### [REQUIRED WORK]
Please report every line in the material below where the word "screenshot" is found.

### [MATERIAL FOR THIS TASK]
____________________
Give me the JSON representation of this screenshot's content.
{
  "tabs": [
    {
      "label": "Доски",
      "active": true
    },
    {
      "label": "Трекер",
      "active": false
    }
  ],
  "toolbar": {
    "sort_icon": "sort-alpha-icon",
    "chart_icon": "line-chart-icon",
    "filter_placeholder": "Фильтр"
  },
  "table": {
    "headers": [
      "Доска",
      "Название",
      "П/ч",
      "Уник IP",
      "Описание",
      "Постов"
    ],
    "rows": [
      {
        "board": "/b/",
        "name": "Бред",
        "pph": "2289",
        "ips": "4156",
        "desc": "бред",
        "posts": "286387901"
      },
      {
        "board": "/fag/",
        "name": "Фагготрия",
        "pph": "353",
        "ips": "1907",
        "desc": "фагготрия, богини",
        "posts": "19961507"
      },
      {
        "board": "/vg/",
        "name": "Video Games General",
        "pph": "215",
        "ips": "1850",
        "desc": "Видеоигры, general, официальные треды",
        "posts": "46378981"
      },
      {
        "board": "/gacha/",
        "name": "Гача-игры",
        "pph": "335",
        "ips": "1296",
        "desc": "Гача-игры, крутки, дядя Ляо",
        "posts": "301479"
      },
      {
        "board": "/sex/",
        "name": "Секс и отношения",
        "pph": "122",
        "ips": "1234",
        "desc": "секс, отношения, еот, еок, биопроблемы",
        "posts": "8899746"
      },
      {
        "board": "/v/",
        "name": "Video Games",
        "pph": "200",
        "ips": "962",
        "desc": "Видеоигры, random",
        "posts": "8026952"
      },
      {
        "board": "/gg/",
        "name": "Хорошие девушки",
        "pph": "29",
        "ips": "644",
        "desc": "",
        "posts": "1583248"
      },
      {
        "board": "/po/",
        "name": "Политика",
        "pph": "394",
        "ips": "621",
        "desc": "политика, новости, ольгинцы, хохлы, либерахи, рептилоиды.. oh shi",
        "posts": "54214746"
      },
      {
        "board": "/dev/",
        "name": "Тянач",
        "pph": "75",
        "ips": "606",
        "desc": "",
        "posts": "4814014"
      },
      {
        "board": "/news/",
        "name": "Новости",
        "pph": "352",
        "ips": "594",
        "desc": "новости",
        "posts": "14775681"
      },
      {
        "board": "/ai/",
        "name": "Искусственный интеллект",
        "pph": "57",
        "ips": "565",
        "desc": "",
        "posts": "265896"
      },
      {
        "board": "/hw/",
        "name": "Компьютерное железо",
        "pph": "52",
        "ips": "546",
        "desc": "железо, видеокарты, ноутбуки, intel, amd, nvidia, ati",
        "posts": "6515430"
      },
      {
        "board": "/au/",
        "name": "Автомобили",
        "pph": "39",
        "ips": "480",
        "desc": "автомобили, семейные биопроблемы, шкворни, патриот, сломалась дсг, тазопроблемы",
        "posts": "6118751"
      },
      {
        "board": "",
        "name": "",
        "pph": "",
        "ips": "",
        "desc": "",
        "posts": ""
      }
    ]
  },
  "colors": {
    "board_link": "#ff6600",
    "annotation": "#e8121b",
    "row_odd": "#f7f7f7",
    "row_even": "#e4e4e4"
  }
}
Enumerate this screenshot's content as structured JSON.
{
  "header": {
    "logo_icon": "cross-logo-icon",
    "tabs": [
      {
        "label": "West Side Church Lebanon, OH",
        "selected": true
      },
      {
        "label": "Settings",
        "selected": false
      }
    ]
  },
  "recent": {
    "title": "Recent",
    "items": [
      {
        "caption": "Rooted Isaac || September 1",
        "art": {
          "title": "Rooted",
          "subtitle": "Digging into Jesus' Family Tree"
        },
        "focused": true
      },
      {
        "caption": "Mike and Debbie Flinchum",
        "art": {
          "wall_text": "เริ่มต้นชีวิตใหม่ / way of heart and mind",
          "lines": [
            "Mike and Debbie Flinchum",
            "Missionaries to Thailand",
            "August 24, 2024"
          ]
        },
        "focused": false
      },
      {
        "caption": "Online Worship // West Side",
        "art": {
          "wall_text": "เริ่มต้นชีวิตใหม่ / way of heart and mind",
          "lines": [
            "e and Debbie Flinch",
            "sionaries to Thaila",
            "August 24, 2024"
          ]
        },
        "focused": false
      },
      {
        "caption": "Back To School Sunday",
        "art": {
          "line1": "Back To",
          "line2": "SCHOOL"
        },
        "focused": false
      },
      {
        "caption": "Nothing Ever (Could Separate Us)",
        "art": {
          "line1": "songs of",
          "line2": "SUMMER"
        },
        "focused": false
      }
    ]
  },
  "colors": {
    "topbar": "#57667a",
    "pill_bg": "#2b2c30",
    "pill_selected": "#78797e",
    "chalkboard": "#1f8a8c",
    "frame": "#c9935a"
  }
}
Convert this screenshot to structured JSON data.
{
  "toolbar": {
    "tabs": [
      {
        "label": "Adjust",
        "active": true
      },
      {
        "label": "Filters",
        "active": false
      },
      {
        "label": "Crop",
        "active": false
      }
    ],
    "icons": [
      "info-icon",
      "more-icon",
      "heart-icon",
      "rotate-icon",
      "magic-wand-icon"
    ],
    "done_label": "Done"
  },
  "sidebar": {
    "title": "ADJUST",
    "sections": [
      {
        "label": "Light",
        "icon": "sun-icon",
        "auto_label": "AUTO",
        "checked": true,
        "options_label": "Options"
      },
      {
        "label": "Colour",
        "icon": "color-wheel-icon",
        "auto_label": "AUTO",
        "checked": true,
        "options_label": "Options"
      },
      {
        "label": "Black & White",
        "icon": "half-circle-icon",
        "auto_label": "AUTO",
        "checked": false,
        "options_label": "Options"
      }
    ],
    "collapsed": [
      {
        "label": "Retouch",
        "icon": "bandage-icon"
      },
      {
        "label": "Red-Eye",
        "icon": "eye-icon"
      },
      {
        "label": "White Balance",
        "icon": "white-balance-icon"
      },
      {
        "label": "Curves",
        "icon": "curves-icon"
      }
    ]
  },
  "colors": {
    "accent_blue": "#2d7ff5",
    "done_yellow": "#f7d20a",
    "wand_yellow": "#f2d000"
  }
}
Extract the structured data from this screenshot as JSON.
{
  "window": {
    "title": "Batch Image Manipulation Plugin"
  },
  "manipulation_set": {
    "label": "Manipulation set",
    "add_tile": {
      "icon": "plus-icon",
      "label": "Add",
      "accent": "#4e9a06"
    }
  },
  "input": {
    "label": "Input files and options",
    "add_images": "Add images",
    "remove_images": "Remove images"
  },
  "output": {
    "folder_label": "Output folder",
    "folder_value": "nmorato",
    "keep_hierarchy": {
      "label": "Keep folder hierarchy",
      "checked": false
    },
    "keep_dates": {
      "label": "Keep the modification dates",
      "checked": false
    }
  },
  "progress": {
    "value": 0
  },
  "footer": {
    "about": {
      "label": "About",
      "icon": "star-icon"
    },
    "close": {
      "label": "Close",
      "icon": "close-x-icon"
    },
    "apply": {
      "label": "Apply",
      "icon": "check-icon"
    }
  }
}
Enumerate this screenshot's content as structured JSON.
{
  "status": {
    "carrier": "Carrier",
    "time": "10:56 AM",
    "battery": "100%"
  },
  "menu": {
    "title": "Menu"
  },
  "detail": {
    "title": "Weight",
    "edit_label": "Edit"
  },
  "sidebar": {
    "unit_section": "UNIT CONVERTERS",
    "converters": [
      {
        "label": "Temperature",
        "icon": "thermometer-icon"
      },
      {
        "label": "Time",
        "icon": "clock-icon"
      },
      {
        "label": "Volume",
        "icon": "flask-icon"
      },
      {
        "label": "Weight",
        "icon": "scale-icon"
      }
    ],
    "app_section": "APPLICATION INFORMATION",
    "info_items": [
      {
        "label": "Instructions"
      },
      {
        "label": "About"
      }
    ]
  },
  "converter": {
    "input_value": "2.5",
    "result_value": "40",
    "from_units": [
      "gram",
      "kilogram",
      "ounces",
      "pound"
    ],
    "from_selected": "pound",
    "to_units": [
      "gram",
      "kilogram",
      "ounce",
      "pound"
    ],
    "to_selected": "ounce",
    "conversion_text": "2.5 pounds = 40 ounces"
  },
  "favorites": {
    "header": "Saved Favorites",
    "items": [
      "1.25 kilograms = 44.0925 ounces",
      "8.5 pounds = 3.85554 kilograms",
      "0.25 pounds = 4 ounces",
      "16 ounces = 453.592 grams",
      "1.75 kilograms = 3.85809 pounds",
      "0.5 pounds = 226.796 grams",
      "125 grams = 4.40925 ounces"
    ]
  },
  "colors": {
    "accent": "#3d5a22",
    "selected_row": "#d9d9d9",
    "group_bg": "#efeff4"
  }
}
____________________
### [TASK OUTPUT]
Give me the JSON representation of this screenshot's content.
Enumerate this screenshot's content as structured JSON.
Convert this screenshot to structured JSON data.
Extract the structured data from this screenshot as JSON.
Enumerate this screenshot's content as structured JSON.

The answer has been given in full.